What is a carer?
Caring for a partner, relative or friend can be hugely rewarding, but it can be emotionally draining and isolating at times. If your caring responsibilities prevent you from carrying out a paid job, your financial situation may also be affected.
To help you find the information and support you need, this article discusses what it is to be an unpaid carer.
If you provide regular unpaid help and support to a partner, relative or friend who’s struggling to cope alone, then you’re a carer.
Many people don’t think of themselves as ‘carers’. They see themselves simply as a husband, wife, father, mother, son, daughter or friend looking after someone they love. But if you provide regular unpaid help and support to a loved one who’s struggling to cope alone, then you’re a carer.
It may feel like a lonely job at times, but as a carer you are far from alone. The 2011 Census showed that there were 6.5 million carers in the UK at that time and this figure is only rising. Carers UK research in 2018 (State of caring report) showed that more than 50% of carers are older than 55 years and 20% of carers are more than 65 years old.
What does a carer do?
Each carer’s role is unique and will depend on your circumstances.
If you’re caring for someone that you share a home with, you might provide help and support 24/7. If you live separately, you might spend a few hours a day with them, or just pop in once a week.

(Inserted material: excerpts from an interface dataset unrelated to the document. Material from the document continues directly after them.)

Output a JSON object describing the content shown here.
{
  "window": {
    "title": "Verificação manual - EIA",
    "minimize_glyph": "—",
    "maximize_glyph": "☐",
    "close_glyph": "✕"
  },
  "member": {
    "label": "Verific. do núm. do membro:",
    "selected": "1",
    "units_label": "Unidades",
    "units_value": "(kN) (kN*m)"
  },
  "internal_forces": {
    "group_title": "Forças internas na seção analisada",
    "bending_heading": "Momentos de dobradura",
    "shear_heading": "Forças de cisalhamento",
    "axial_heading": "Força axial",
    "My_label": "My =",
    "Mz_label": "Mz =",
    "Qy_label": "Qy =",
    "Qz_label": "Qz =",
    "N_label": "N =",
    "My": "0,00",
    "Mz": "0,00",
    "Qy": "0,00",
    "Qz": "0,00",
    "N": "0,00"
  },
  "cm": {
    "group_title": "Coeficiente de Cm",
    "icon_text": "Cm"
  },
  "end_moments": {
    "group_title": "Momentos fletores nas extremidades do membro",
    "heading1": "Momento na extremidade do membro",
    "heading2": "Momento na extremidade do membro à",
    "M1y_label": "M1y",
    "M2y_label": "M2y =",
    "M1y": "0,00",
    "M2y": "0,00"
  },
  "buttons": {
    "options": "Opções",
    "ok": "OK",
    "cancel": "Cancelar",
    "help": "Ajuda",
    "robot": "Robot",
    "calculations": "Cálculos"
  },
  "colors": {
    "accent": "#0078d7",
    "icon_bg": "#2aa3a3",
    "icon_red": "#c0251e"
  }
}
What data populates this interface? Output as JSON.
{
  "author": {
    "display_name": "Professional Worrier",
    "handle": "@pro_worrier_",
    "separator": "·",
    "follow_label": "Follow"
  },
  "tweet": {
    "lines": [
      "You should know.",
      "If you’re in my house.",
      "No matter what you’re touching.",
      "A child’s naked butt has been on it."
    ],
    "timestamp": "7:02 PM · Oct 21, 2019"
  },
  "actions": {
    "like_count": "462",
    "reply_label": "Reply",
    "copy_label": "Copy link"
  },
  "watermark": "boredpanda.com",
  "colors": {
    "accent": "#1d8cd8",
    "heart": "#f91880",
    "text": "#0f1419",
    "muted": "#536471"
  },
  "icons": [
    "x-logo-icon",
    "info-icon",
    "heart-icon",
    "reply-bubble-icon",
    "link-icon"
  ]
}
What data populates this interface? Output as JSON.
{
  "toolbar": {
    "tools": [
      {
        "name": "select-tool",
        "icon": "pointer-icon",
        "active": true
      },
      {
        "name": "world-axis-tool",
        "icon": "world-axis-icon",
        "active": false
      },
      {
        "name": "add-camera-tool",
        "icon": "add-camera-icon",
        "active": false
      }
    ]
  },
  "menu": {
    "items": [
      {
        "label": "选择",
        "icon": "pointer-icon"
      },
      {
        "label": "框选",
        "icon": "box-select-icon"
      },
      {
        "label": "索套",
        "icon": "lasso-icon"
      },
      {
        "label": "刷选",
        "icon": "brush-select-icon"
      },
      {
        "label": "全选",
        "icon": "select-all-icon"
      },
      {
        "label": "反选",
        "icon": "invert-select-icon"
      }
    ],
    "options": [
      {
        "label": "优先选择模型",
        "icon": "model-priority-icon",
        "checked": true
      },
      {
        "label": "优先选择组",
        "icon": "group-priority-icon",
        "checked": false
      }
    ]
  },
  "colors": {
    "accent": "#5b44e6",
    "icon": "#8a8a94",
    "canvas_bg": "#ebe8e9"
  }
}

In some cases, you might feel responsible for your friend or relative but live miles away. You might be the sole carer, or share responsibilities with several family members who help to look after the same person.
There is no set job description and your role will be shaped by the needs of the person you are caring for, the help that you provide and your personal circumstances.
A person might need care due to:
- serious illness or injury (either on a short- or long-term basis)
- physical or mental disability
- reduced mobility (see our guide to mobility aids)
- mental health issues
A carer can be anyone of any age. You might be a young adult supporting a parent, or you might be retired yourself, providing care for a partner, sibling or friend.
You might have to take on responsibilities overnight if a family member is taken ill. In other cases, your role may evolve slowly over time as the health of a friend or family member gradually declines.
What do caring duties include?
A carer helps someone cope with day-to-day living. Depending on their condition, the person you care for might require more help on some days than others. All circumstances are different, but a carer might help with any of the following:
- personal care: washing, dressing, taking medication
- household tasks: shopping, cleaning, cooking, laundry
- financial matters: dealing with bills, writing letters
- supervision: watching over someone who can’t be left alone
- travel assistance: getting out and about, going to appointments
- emotional support: friendship, listening and advice.
Help and support for carers
Recognising your role as a carer is an important step towards ensuring you get the right help and support.
- All carers are entitled to a free carer’s assessment of their needs. This can be an important first step towards finding support.
- Carers are protected by certain rights in the workplace. See our guide to carers’ rights at work for more information.
- Being a carer can also bring particular financial pressures, so it's essential to find out if you are eligible for any extra financial support. For example, you may be able to claim benefits such as Carer’s Allowance or Carer’s Credit.
Read more about what’s available in our article Getting help with caring.
If you care for a loved one, it can be easy to forget about your own needs. Find tips on how to look after yourself.
We explain your options for extra support if you’re struggling to provide care for a partner, relative or friend.
If you care for someone for more than 35 hours a week, find out if you could apply for Carer’s Allowance.